    I'll be intrigued to see how long it lasts, and how much dirt it attracts, although the latter is not that much of a concern.

    I'm going to change the fixing gaskets before painting, as they lasted 7 years before they needed changing first time, so are 5 years old currently, and then hopefully I have no need to go up there again until 2029.

    I'll keep the 3m extender bar thing, and then if I need to re-coat after a few years, hopefully it will not be too much of a hassle.

    If it starts to flake off after a few months, then I'll clearly have to look at opal finish sheets, but I could do with those funds for other things now if possible :-)

    I'll try and remember the pictures!
    Felt F70 05 (Turbo)
    Marin Palisades Trail 91 and 06
    Scott CR1 SL 12
    Cannondale Synapse Adventure 15 & 16 Di2
    Scott Foil 18
  • masjer
    masjer Posts: 2,613
    I'd be a bit careful with Xylene- D severe effect on the compatibility sheet.
    It might be used (in the paint formula) to slightly melt the polycarbonate so the paint bonds.
  • daniel_b
    daniel_b Posts: 11,774
    edited March 2022
    Ah interesting, thanks for that - I'll double check with them, though I know that's the specific, and only, thinner they recommend.
    Felt F70 05 (Turbo)
    Marin Palisades Trail 91 and 06
    Scott CR1 SL 12
    Cannondale Synapse Adventure 15 & 16 Di2
    Scott Foil 18
  • masjer
    masjer Posts: 2,613
    edited March 2022
    If it's what they've recommended, it should be fine. It evaporates quickly, so its contact time will be short.
  • me-109
    me-109 Posts: 1,915
    You've already bought the paint, so my other thoughts might not be much use....
    Option 1, overlay of shed roofing felt; would need gluing down since you can't tack the centre parts over the roofing material. Easy lay (ooerr) and consistent finish, heavy but shouldn't be an issue.
    Option 2, rubber roofing material, comes in large sheets and my get a garage out of one or two pieces. Glued down anyway, not tacked, so no holes. Nicer finish than felt and 10yr guarantee, usually.
  • photonic69
    photonic69 Posts: 2,622
    edited March 2022
    I wouldn't thin the whole lot with the Xylene at once. Maybe use 2/3 of the total. This is because once it's open it will start to go off and get gooey if it's anything like Hammerite based paints. Edit: You might need to add some of the last 1/3 later in the process to thin and also to clean the inevitable spills/off fingers etc.
    If using a roller it takes a lot to get the roller fully wetted with paint. Keep replenishing roller frequently for the first few minutes.
    Only pour out as much as you will use in a few minutes and keep the lid on the tin. Xylene is very volatile so will evaporate quickly and the paint will go sticky (possibly - I've never used that particular paint).
    Do it on a cool, dry day with little wind (if at all possible).
    It will take longer than you think.
    Wear clothes you are likely never to wear again/overalls.
    Get some rubberised palm, knitted gloves to keep the stuff off your hands.

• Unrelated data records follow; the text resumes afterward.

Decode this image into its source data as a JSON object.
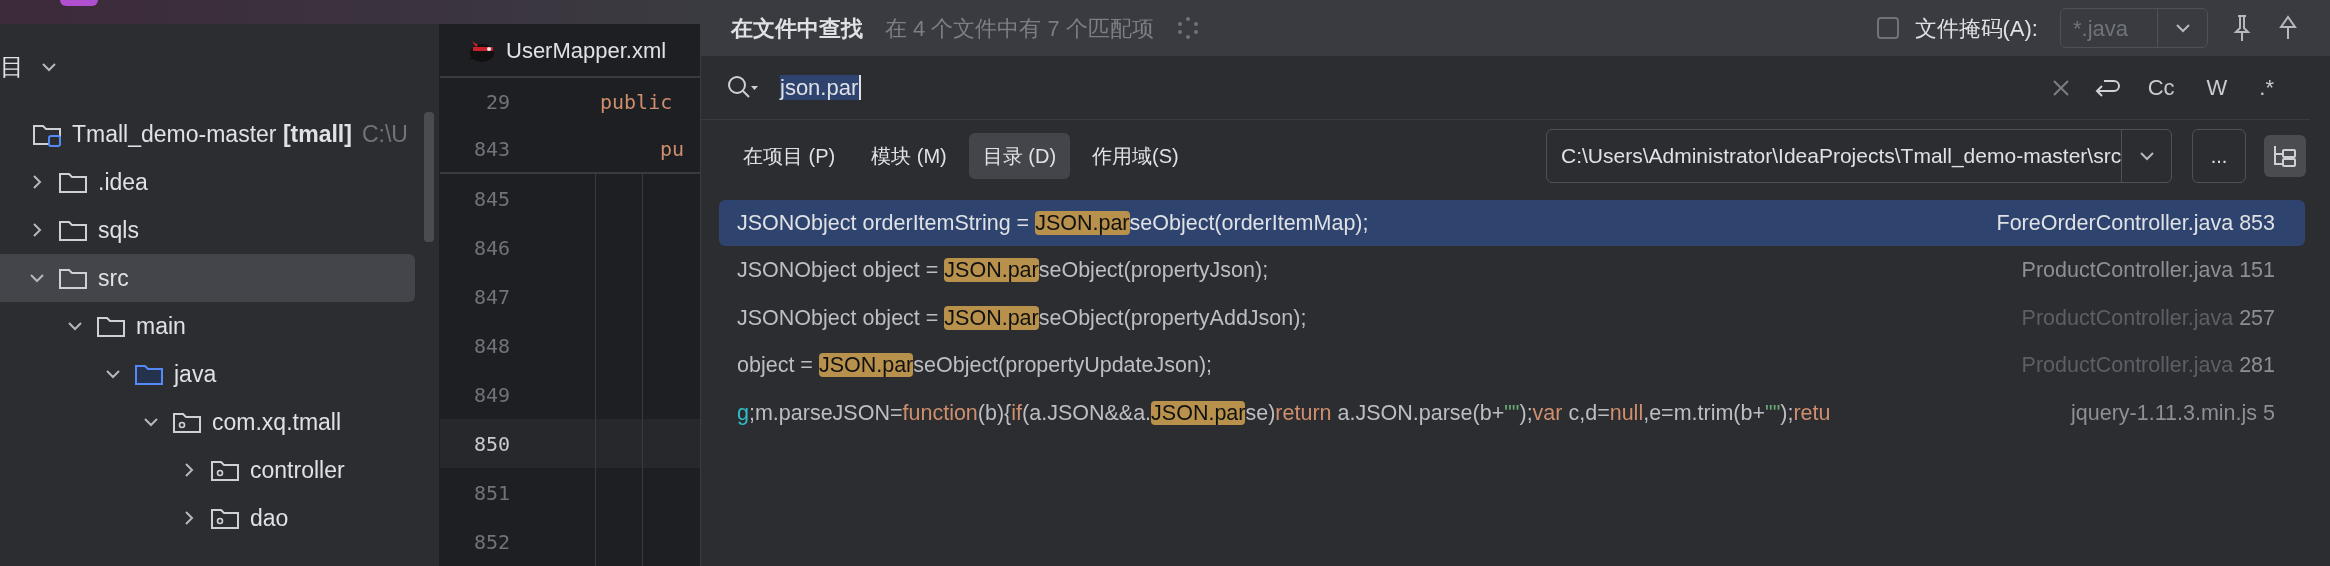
{
  "project_panel": {
    "title": "目",
    "tree": [
      {
        "label": "Tmall_demo-master **[tmall]**",
        "hint": "C:\\U",
        "kind": "module",
        "selected": false,
        "children": [
          {
            "label": ".idea",
            "kind": "folder",
            "expanded": false,
            "selected": false
          },
          {
            "label": "sqls",
            "kind": "folder",
            "expanded": false,
            "selected": false
          },
          {
            "label": "src",
            "kind": "folder",
            "expanded": true,
            "selected": true,
            "children": [
              {
                "label": "main",
                "kind": "folder",
                "expanded": true,
                "selected": false,
                "children": [
                  {
                    "label": "java",
                    "kind": "source",
                    "expanded": true,
                    "selected": false,
                    "children": [
                      {
                        "label": "com.xq.tmall",
                        "kind": "package",
                        "expanded": true,
                        "selected": false,
                        "children": [
                          {
                            "label": "controller",
                            "kind": "package",
                            "expanded": false,
                            "selected": false
                          },
                          {
                            "label": "dao",
                            "kind": "package",
                            "expanded": false,
                            "selected": false
                          }
                        ]
                      }
                    ]
                  }
                ]
              }
            ]
          }
        ]
      }
    ]
  },
  "editor": {
    "tab": {
      "label": "UserMapper.xml"
    },
    "sticky_lines": [
      {
        "number": "29",
        "code": "public"
      },
      {
        "number": "843",
        "code": "pu"
      }
    ],
    "lines": [
      {
        "number": "845",
        "current": false
      },
      {
        "number": "846",
        "current": false
      },
      {
        "number": "847",
        "current": false
      },
      {
        "number": "848",
        "current": false
      },
      {
        "number": "849",
        "current": false
      },
      {
        "number": "850",
        "current": true
      },
      {
        "number": "851",
        "current": false
      },
      {
        "number": "852",
        "current": false
      }
    ]
  },
  "find_dialog": {
    "title": "在文件中查找",
    "summary": "在 4 个文件中有 7 个匹配项",
    "file_mask": {
      "label": "文件掩码(A):",
      "checked": false,
      "value": "*.java"
    },
    "search": {
      "value": "json.par",
      "options": [
        {
          "label": "Cc"
        },
        {
          "label": "W"
        },
        {
          "label": ".*"
        }
      ]
    },
    "scopes": [
      {
        "label": "在项目 (P)",
        "selected": false
      },
      {
        "label": "模块 (M)",
        "selected": false
      },
      {
        "label": "目录 (D)",
        "selected": true
      },
      {
        "label": "作用域(S)",
        "selected": false
      }
    ],
    "directory": {
      "value": "C:\\Users\\Administrator\\IdeaProjects\\Tmall_demo-master\\src",
      "more": "..."
    },
    "results": [
      {
        "selected": true,
        "file": "ForeOrderController.java",
        "line": "853",
        "file_dimmed": false,
        "segments": [
          {
            "kind": "plain",
            "text": "JSONObject orderItemString = "
          },
          {
            "kind": "match",
            "text": "JSON.par"
          },
          {
            "kind": "plain",
            "text": "seObject(orderItemMap);"
          }
        ]
      },
      {
        "selected": false,
        "file": "ProductController.java",
        "line": "151",
        "file_dimmed": false,
        "segments": [
          {
            "kind": "plain",
            "text": "JSONObject object = "
          },
          {
            "kind": "match",
            "text": "JSON.par"
          },
          {
            "kind": "plain",
            "text": "seObject(propertyJson);"
          }
        ]
      },
      {
        "selected": false,
        "file": "ProductController.java",
        "line": "257",
        "file_dimmed": true,
        "segments": [
          {
            "kind": "plain",
            "text": "JSONObject object = "
          },
          {
            "kind": "match",
            "text": "JSON.par"
          },
          {
            "kind": "plain",
            "text": "seObject(propertyAddJson);"
          }
        ]
      },
      {
        "selected": false,
        "file": "ProductController.java",
        "line": "281",
        "file_dimmed": true,
        "segments": [
          {
            "kind": "plain",
            "text": "object = "
          },
          {
            "kind": "match",
            "text": "JSON.par"
          },
          {
            "kind": "plain",
            "text": "seObject(propertyUpdateJson);"
          }
        ]
      },
      {
        "selected": false,
        "file": "jquery-1.11.3.min.js",
        "line": "5",
        "file_dimmed": false,
        "segments": [
          {
            "kind": "identifier",
            "text": "g"
          },
          {
            "kind": "plain",
            "text": ";m.parseJSON="
          },
          {
            "kind": "keyword",
            "text": "function"
          },
          {
            "kind": "plain",
            "text": "(b){"
          },
          {
            "kind": "keyword",
            "text": "if"
          },
          {
            "kind": "plain",
            "text": "(a.JSON&&a."
          },
          {
            "kind": "match",
            "text": "JSON.par"
          },
          {
            "kind": "plain",
            "text": "se)"
          },
          {
            "kind": "keyword",
            "text": "return"
          },
          {
            "kind": "plain",
            "text": " a.JSON.parse(b+"
          },
          {
            "kind": "string",
            "text": "\"\""
          },
          {
            "kind": "plain",
            "text": ");"
          },
          {
            "kind": "keyword",
            "text": "var"
          },
          {
            "kind": "plain",
            "text": " c,d="
          },
          {
            "kind": "keyword",
            "text": "null"
          },
          {
            "kind": "plain",
            "text": ",e=m.trim(b+"
          },
          {
            "kind": "string",
            "text": "\"\""
          },
          {
            "kind": "plain",
            "text": ");"
          },
          {
            "kind": "keyword",
            "text": "retu"
          }
        ]
      }
    ]
  }
}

Get a few pairs from Screwfix. They are cheap.
    Good luck :)


    Sometimes. Maybe. Possibly.